Increasingly many seniors are just barely making it financially. If you’re a baby boomer or a little bit older with concerns about how to make ends meet, you’re not alone.
According to the National Council on Aging, one third of senior households have no extra money and may be in debt after meeting essential monthly expenses.
And, sadly senior bankruptcy is on the rise.
Unfortunately, at the very time senior homeowners are met with unexpected medical expenses, and other escalating cost of living increases, Amendment 73 backers are pushing a very deceptive $1.6 billion ‘blank check” tax hike.
"What Amendment 73 actually creates is a totally different property tax system just for school districts," Miller said Thursday. "I think if they stopped there (after the income tax), it would have been fine. It's still a big ask ... but they got into the property tax system." – Steve Miller, Larimer County Assessor, The Reporter Herald.
It is an absolute shame 73’s authors did not consider the ramifications of the measure on senior homeowners.
Though most Coloradans believe public education funding to be a worthwhile expenditure, senior voters can feel justified voting against Amendment 73, especially given our state’s rising cost of living.
Proponents of Amendment 73 want voters to believe the amendment will improve Colorado’s public education system.
However, civic minded senior voters feeling a twinge of guilt for not supporting the school system wherein many sent their own kids, must read the fine print to understand 73.
"While it pains me to oppose a measure that provides more funds for schools, I cannot support a measure that is being promoted on false premises and that takes away protection from significant tax increases on homeowners." - Jana Mendez, Former State Legislator and Boulder County Commissioner
It not only raises their property taxes, it holds zero guarantee the measure will improve opportunities for Colorado students.
As written, Amendment 73:
Does not guarantee dollars for classroom instruction
Does not provide for improving teacher salaries
Offers no assurance more teachers will be hired
Has no provisions to improve graduation rates
Amendment 73 has been scrutinized by a number of key business and economic leaders. Many are joining the fight to protect our state from this deceptive measure … a measure that fails our citizens and especially our seniors.

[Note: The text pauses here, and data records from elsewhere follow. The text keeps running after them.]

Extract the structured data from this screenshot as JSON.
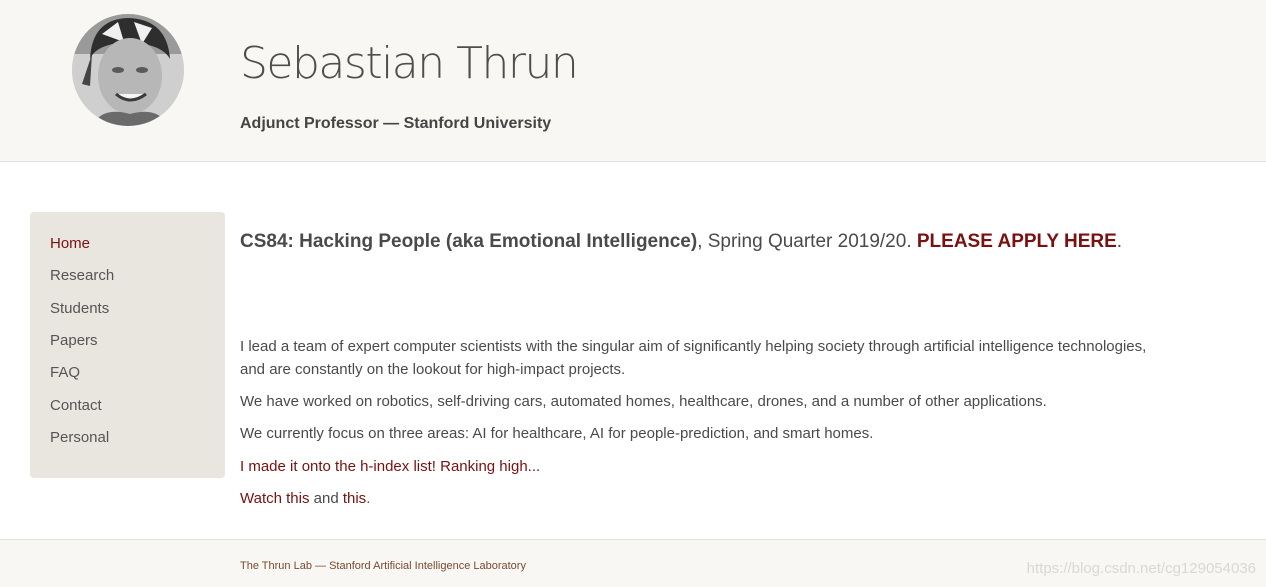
{
  "header": {
    "name": "Sebastian Thrun",
    "subtitle": "Adjunct Professor — Stanford University"
  },
  "sidebar": {
    "items": [
      {
        "label": "Home",
        "active": true
      },
      {
        "label": "Research"
      },
      {
        "label": "Students"
      },
      {
        "label": "Papers"
      },
      {
        "label": "FAQ"
      },
      {
        "label": "Contact"
      },
      {
        "label": "Personal"
      }
    ]
  },
  "main": {
    "headline": {
      "course": "CS84: Hacking People (aka Emotional Intelligence)",
      "quarter": ", Spring Quarter 2019/20. ",
      "apply": "PLEASE APPLY HERE",
      "end": "."
    },
    "paragraphs": [
      "I lead a team of expert computer scientists with the singular aim of significantly helping society through artificial intelligence technologies, and are constantly on the lookout for high-impact projects.",
      "We have worked on robotics, self-driving cars, automated homes, healthcare, drones, and a number of other applications.",
      "We currently focus on three areas: AI for healthcare, AI for people-prediction, and smart homes."
    ],
    "hindex_link": "I made it onto the h-index list! Ranking high...",
    "watch": {
      "link1": "Watch this",
      "middle": " and ",
      "link2": "this",
      "end": "."
    }
  },
  "footer": {
    "text": "The Thrun Lab — Stanford Artificial Intelligence Laboratory",
    "watermark": "https://blog.csdn.net/cg129054036"
  },
  "colors": {
    "accent": "#7a1010",
    "header_bg": "#f8f7f3",
    "sidebar_bg": "#e9e6df"
  },
  "icons": {
    "avatar": "profile-photo"
  }
}
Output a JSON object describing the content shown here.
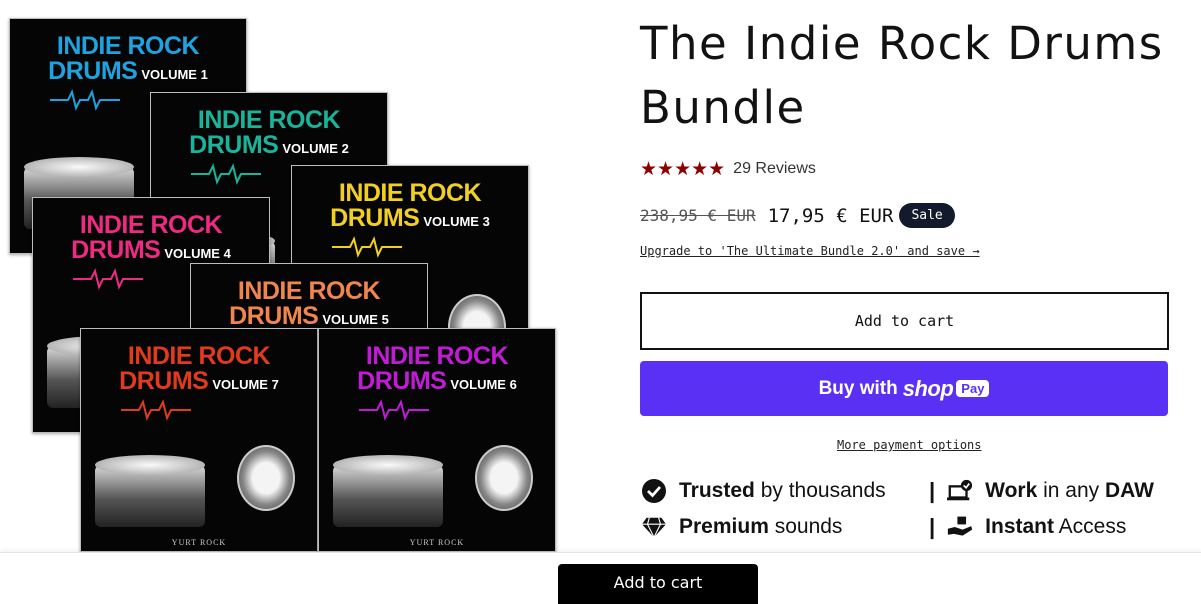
{
  "product": {
    "title": "The Indie Rock Drums Bundle",
    "rating_stars": "★★★★★",
    "reviews_label": "29 Reviews",
    "old_price": "238,95 € EUR",
    "new_price": "17,95 € EUR",
    "sale_badge": "Sale",
    "upgrade_link": "Upgrade to 'The Ultimate Bundle 2.0' and save →",
    "add_to_cart": "Add to cart",
    "shop_pay": {
      "buy_with": "Buy with",
      "shop": "shop",
      "pay": "Pay"
    },
    "more_payment": "More payment options"
  },
  "features": [
    {
      "icon": "check-circle-icon",
      "bold": "Trusted",
      "text": " by thousands"
    },
    {
      "icon": "laptop-check-icon",
      "bold": "Work",
      "text": " in any ",
      "bold2": "DAW"
    },
    {
      "icon": "diamond-icon",
      "bold": "Premium",
      "text": " sounds"
    },
    {
      "icon": "hand-box-icon",
      "bold": "Instant",
      "text": " Access"
    }
  ],
  "separator": "|",
  "gallery": {
    "title_line1": "INDIE ROCK",
    "title_line2": "DRUMS",
    "brand": "YURT ROCK",
    "covers": [
      {
        "volume": "VOLUME 1",
        "color": "#1fa3e0"
      },
      {
        "volume": "VOLUME 2",
        "color": "#19b49a"
      },
      {
        "volume": "VOLUME 3",
        "color": "#f2cf23"
      },
      {
        "volume": "VOLUME 4",
        "color": "#ee2a83"
      },
      {
        "volume": "VOLUME 5",
        "color": "#f0864d"
      },
      {
        "volume": "VOLUME 7",
        "color": "#e23a1c"
      },
      {
        "volume": "VOLUME 6",
        "color": "#c21bd6"
      }
    ]
  },
  "sticky": {
    "add_to_cart": "Add to cart"
  },
  "colors": {
    "star": "#8b0000",
    "shop_pay": "#5a31f4",
    "badge": "#121a2b"
  }
}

“What were they thinking?” has become the battle-cry of those fighting Amendment 73 --- the plan to gouge all property owners. If it passes seniors will have to find ways to stretch already-tight budgets.

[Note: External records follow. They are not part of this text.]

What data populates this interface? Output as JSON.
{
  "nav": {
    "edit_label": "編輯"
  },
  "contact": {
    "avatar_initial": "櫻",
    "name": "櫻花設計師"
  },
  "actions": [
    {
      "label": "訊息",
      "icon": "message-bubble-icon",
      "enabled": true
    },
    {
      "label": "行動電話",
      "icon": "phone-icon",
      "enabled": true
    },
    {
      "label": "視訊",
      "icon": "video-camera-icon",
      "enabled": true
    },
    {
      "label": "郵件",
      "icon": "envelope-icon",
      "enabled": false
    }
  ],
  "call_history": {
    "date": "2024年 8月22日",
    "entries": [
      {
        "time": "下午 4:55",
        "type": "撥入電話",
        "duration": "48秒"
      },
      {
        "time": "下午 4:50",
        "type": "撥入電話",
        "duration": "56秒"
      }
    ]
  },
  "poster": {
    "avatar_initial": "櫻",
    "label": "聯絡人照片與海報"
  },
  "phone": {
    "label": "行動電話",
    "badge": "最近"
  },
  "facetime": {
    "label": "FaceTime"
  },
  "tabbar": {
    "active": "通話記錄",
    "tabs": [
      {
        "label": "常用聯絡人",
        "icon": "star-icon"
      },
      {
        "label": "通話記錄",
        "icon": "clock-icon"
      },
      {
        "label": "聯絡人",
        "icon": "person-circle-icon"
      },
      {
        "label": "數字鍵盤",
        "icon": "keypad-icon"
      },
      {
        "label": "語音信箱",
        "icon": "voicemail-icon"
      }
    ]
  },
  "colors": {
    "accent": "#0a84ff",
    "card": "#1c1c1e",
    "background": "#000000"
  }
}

In Colorado, Social Security payments only cover 36.3 percent of basic living costs. And, many seniors have re-entered the workforce to take hourly jobs just to make ends meet. Seniors who managed their finances to meet retirement obligations are realizing their dollars just may not stretch as far as they’d planned.
Social Security recipients collect $1,295 a month on average, but that payment won’t cover basic living costs in any state, including Colorado … That monthly payment covers only 36.3 percent of basic living costs, ranking the state 11th worst for coming up short. - The Denver Post: HowMuch.net and GoBankingRates Survey
Pro-education seniors need not feel guilty voting no on the blank check Amendment 73.
Many local school districts are floating their own bonds and mill levies to fund specific education program enhancements. Seniors interested in helping education may want to review those measures but should most assuredly vote against Amendment 73.